Thirty years ago, Lawrence Durrell wrote of Santorini in his book "The Greek Islands", “It is hardly a matter of surprise that few, if any, good descriptions of Santorini have been written: the reality is so astonishing that prose and poetry, however winged, will forever be forced to limp behind”.
Today this still applies, and will I believe, be so for forever more, for the line between art and reality is severely blurred on this jewel of the Aegean.
The best and most dramatic way to arrive at Santorini is by sea: to sail into the Grecian blue waters that fill the Caldera and look up at the sheer cliffs that rise majestically from it.
To gaze in awe at the white-washed buildings perched on top like white icing on a wedding cake.
Our taxi ride from the port to the traditional seafarers’ village of Oia (pronounced Ee-yah - think donkey noise!) on the north western part of the island takes us through a farming area which is definitely the less attractive side of the island. It’s run down, untidy and as it’s been raining so the roads are a quagmire. But never mind, we are on Santorini and the journey takes us through small villages surrounded by grape vines and gum trees and as Santorini has a tradition of cultivating vines since the Bronze Age, it’s an interesting trip.
Cars are left on the outskirts of Oia, so we negotiate the narrow marble pathway on foot, stepping around sleeping dogs - for Santorini is the island of sleeping dogs.
As the path narrows and we turn a corner, I suddenly understand Durrell; for beyond us arcs a cliff face covered in gleaming Byzantine churches with cobalt domes; vaulted chambers painted whitewash-white (Asvesti as the Greeks call it) and terraced blocks painted gelato colours and highlighted by ‘that-Greek-blue, doors and windows.
Little painted paths and alleyways lined with olive oil tins and terracotta pots bursting with geraniums and bougainvillea the colours of a child’s paintbox web their way down the cliff face.
We have arrived at beautiful, breathtakingly beautiful, Oia.
We are silent as we continue down a marble Venetian path and then onto quaint uneven stairs until we reach House Nicoletta – our home for the next few days. Located near the ancient 13th Century castle built on the point by the Venetians to watchfor pirates, our recently restored traditional cave house is painted the most delicious rich ochre, so you can easily see it from anywhere in Oia.
Partly carved out of volcanic rock, inside, House Nicoletta is a mix of mustard, burnt cherry, terracotta and slate grey. It’s divided into two separate and self-contained houses joined by a set of external stairs within the complex, and a set of stairs which runs along the side the building.

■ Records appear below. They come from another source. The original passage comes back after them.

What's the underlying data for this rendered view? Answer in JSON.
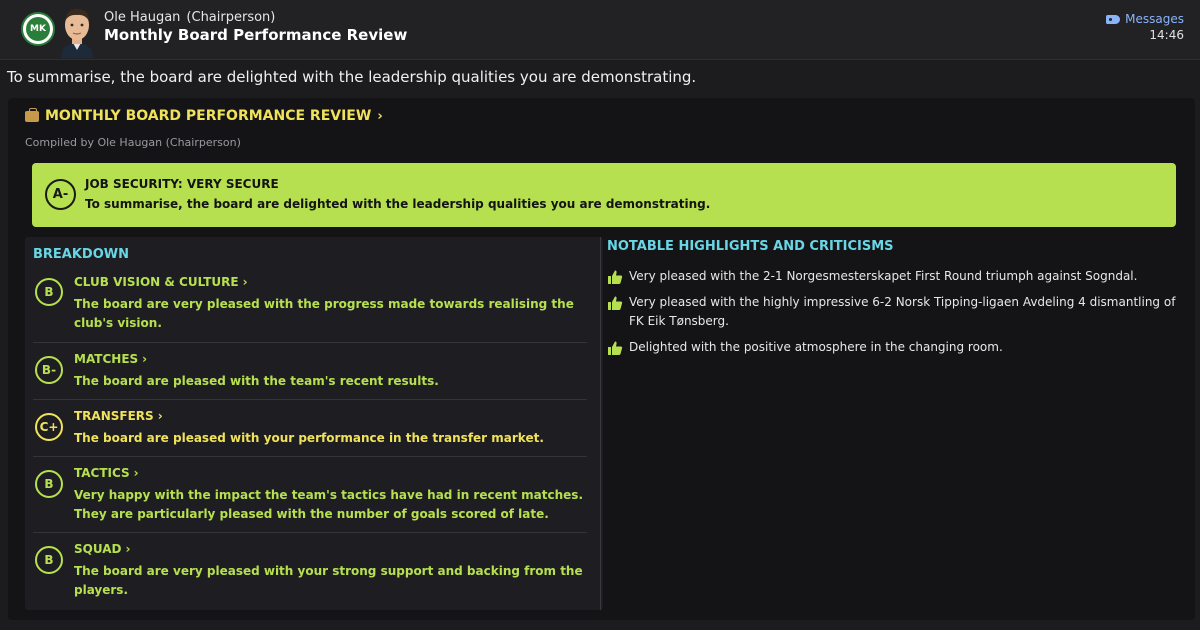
{
  "header": {
    "club_badge_text": "MK",
    "sender_name": "Ole Haugan",
    "sender_role": "(Chairperson)",
    "subject": "Monthly Board Performance Review",
    "messages_label": "Messages",
    "time": "14:46"
  },
  "intro_text": "To summarise, the board are delighted with the leadership qualities you are demonstrating.",
  "review": {
    "title": "MONTHLY BOARD PERFORMANCE REVIEW",
    "compiled_by": "Compiled by Ole Haugan (Chairperson)",
    "job_security": {
      "grade": "A-",
      "title": "JOB SECURITY: VERY SECURE",
      "text": "To summarise, the board are delighted with the leadership qualities you are demonstrating."
    },
    "breakdown_title": "BREAKDOWN",
    "breakdown": [
      {
        "grade": "B",
        "label": "CLUB VISION & CULTURE",
        "text": "The board are very pleased with the progress made towards realising the club's vision."
      },
      {
        "grade": "B-",
        "label": "MATCHES",
        "text": "The board are pleased with the team's recent results."
      },
      {
        "grade": "C+",
        "label": "TRANSFERS",
        "text": "The board are pleased with your performance in the transfer market."
      },
      {
        "grade": "B",
        "label": "TACTICS",
        "text": "Very happy with the impact the team's tactics have had in recent matches. They are particularly pleased with the number of goals scored of late."
      },
      {
        "grade": "B",
        "label": "SQUAD",
        "text": "The board are very pleased with your strong support and backing from the players."
      }
    ],
    "highlights_title": "NOTABLE HIGHLIGHTS AND CRITICISMS",
    "highlights": [
      "Very pleased with the 2-1 Norgesmesterskapet First Round triumph against Sogndal.",
      "Very pleased with the highly impressive 6-2 Norsk Tipping-ligaen Avdeling 4 dismantling of FK Eik Tønsberg.",
      "Delighted with the positive atmosphere in the changing room."
    ]
  },
  "colors": {
    "accent_green": "#b6e04f",
    "accent_yellow": "#f0e25a",
    "accent_cyan": "#69d6e6",
    "link_blue": "#8ab4f8"
  }
}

Oia is famous for many things; in particular its sunsets – watching a pomegranate sun slowly slide into a pink Aegean Sea is one of the natural wonders of the world. That is providing you can find a spot, for every vantage point around the ramparts of the castle is taken up with eager tourists waiting for that last ray of light.
There is not a sound apart from the digital ping of the thousands of cameras around you and if you didn’t know better you’d swear the entire population of Oia was on life support!

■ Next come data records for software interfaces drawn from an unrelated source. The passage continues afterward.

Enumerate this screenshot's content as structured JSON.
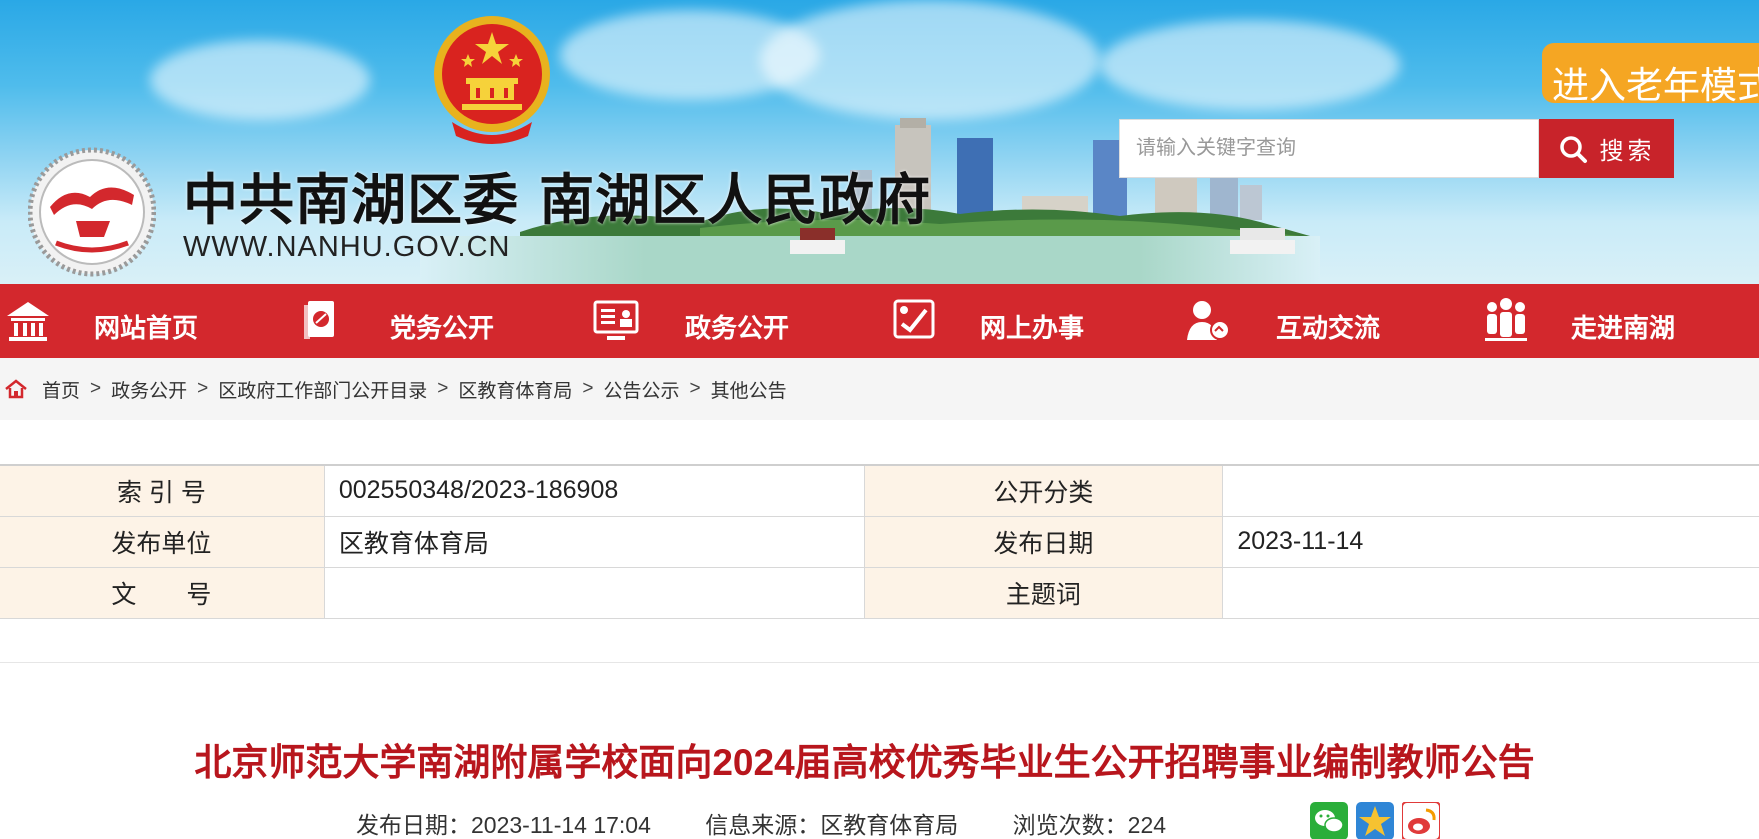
{
  "header": {
    "site_title": "中共南湖区委 南湖区人民政府",
    "site_url": "WWW.NANHU.GOV.CN",
    "elder_mode_label": "进入老年模式",
    "search": {
      "placeholder": "请输入关键字查询",
      "button_label": "搜索"
    }
  },
  "nav": {
    "items": [
      {
        "label": "网站首页",
        "icon": "home-icon"
      },
      {
        "label": "党务公开",
        "icon": "party-icon"
      },
      {
        "label": "政务公开",
        "icon": "gov-affairs-icon"
      },
      {
        "label": "网上办事",
        "icon": "online-service-icon"
      },
      {
        "label": "互动交流",
        "icon": "interaction-icon"
      },
      {
        "label": "走进南湖",
        "icon": "people-icon"
      }
    ]
  },
  "breadcrumb": {
    "separator": ">",
    "items": [
      "首页",
      "政务公开",
      "区政府工作部门公开目录",
      "区教育体育局",
      "公告公示",
      "其他公告"
    ]
  },
  "meta": {
    "rows": [
      {
        "label1": "索 引 号",
        "value1": "002550348/2023-186908",
        "label2": "公开分类",
        "value2": ""
      },
      {
        "label1": "发布单位",
        "value1": "区教育体育局",
        "label2": "发布日期",
        "value2": "2023-11-14"
      },
      {
        "label1": "文　　号",
        "value1": "",
        "label2": "主题词",
        "value2": ""
      }
    ]
  },
  "article": {
    "title": "北京师范大学南湖附属学校面向2024届高校优秀毕业生公开招聘事业编制教师公告",
    "date_label": "发布日期：",
    "date_value": "2023-11-14 17:04",
    "source_label": "信息来源：",
    "source_value": "区教育体育局",
    "views_label": "浏览次数：",
    "views_value": "224",
    "share_icons": [
      "wechat-icon",
      "qzone-icon",
      "weibo-icon"
    ]
  },
  "colors": {
    "nav_red": "#d3282d",
    "title_red": "#b8161d",
    "elder_orange": "#f5a623",
    "search_red": "#c8232a"
  }
}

For me sunrise over Oia is equally magnificent; for here the rays of Homer’s “rosy-fingered dawn” dance around the curved buildings and somehow manage to create more colour on colour.
The village of Oia is some three kilometres long but only about 300 metres wide connected by a narrow street that runs along the top of the cliff.

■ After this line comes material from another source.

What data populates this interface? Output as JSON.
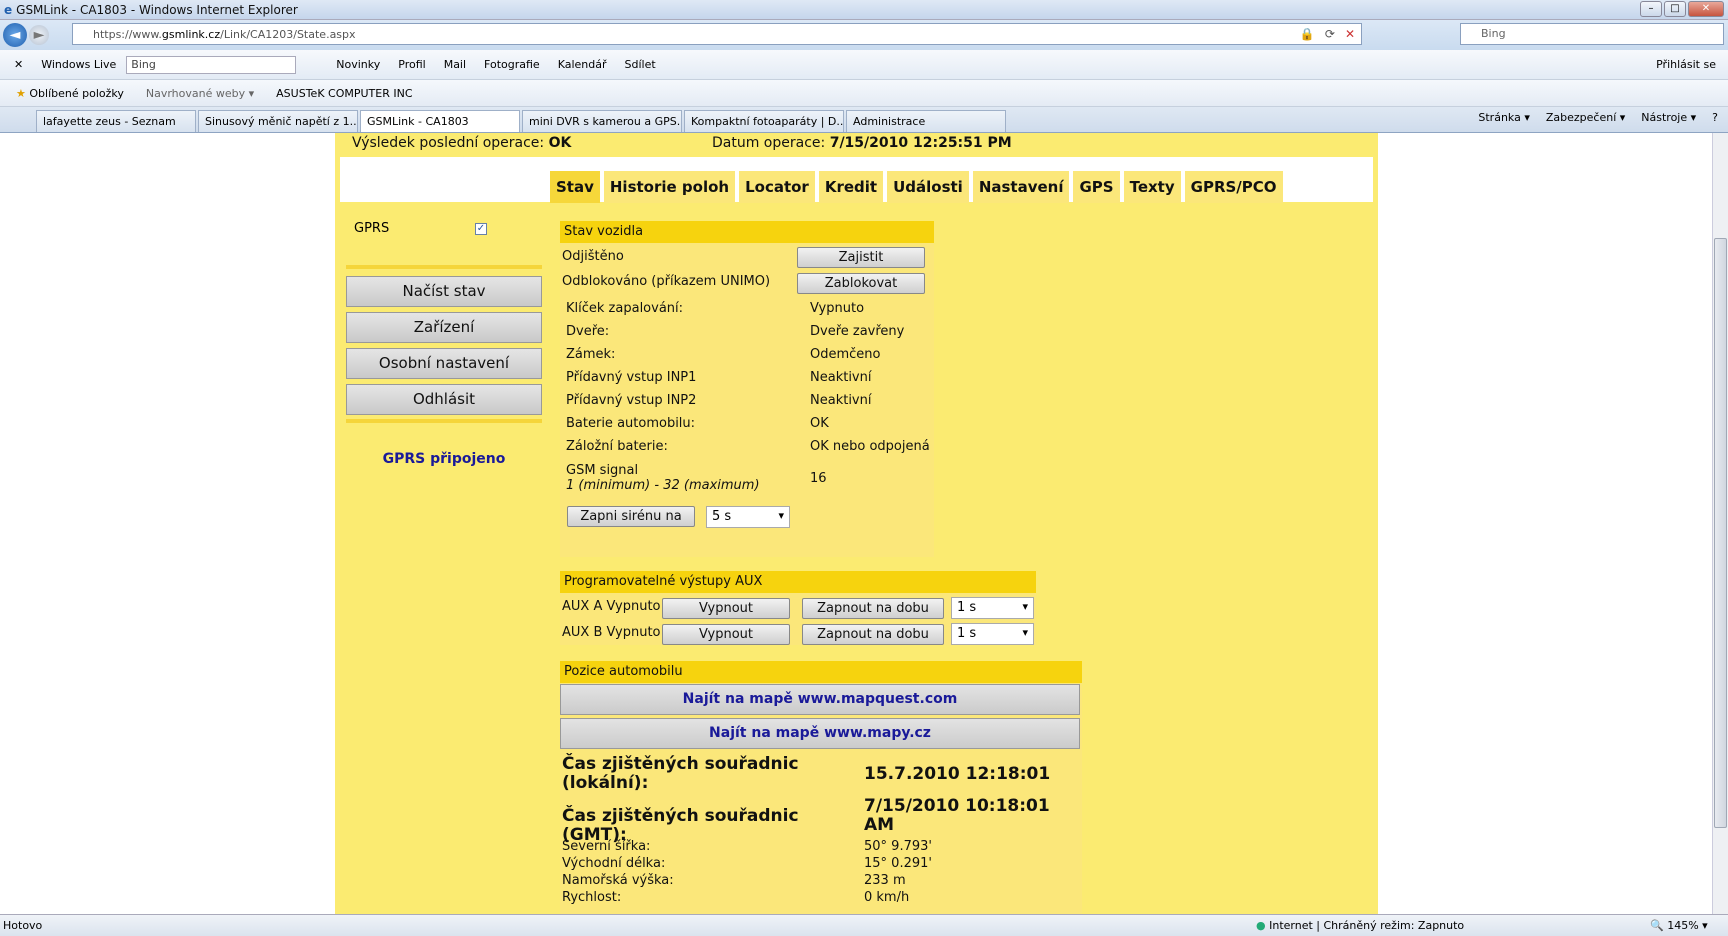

The architecture of the village reflects the “class planning” of a decadent bygone era. The large sea captains’ mansions with elaborate Neo-Classical ornaments can be found the upper part of the main street, whilst the excavated cave houses of the crews (seafarers) are spread below, along the side of the cliff.
Fortunately, Oia has been declared as a “Traditional Settlement under Preservation Order", which means that every new building project must be in keeping with the old style so as to maintain the visual environment.
Town planners in Oia also had the good sense and foresight to prohibit live music and to keep bars to a minimum. So, unlike the capital Fira, where nocturnal activities are de rigueur and the bars and music don’t finish until after sun up, the peace and quiet of the nights in Oia are deeply satisfying.
Even the chickens and donkeys seem to know not to break the silence. Only a lone church bell peeling out the hour (give or take a few minutes) breaks the silence.
But there is something very soothing and satisfying about this as it seems to confirm that all is still well in this paradise of cool blues off set against an inky Aegean.
There is something extraordinary about the light in Greece that gives clarity to colours on even the dullest days. The purity of colour and simplicity of line is food for the soul, making this place a photographer’s and hedonist’s dream.
Perdicoula (Greek for little partridge ) is a very happy and well-fed 19 year-old mule, who has been relieving weary travellers of their baggage woes and more importantly, carrying brides to the church on their wedding day.
Story and Photographs© 2011 Francesca Muir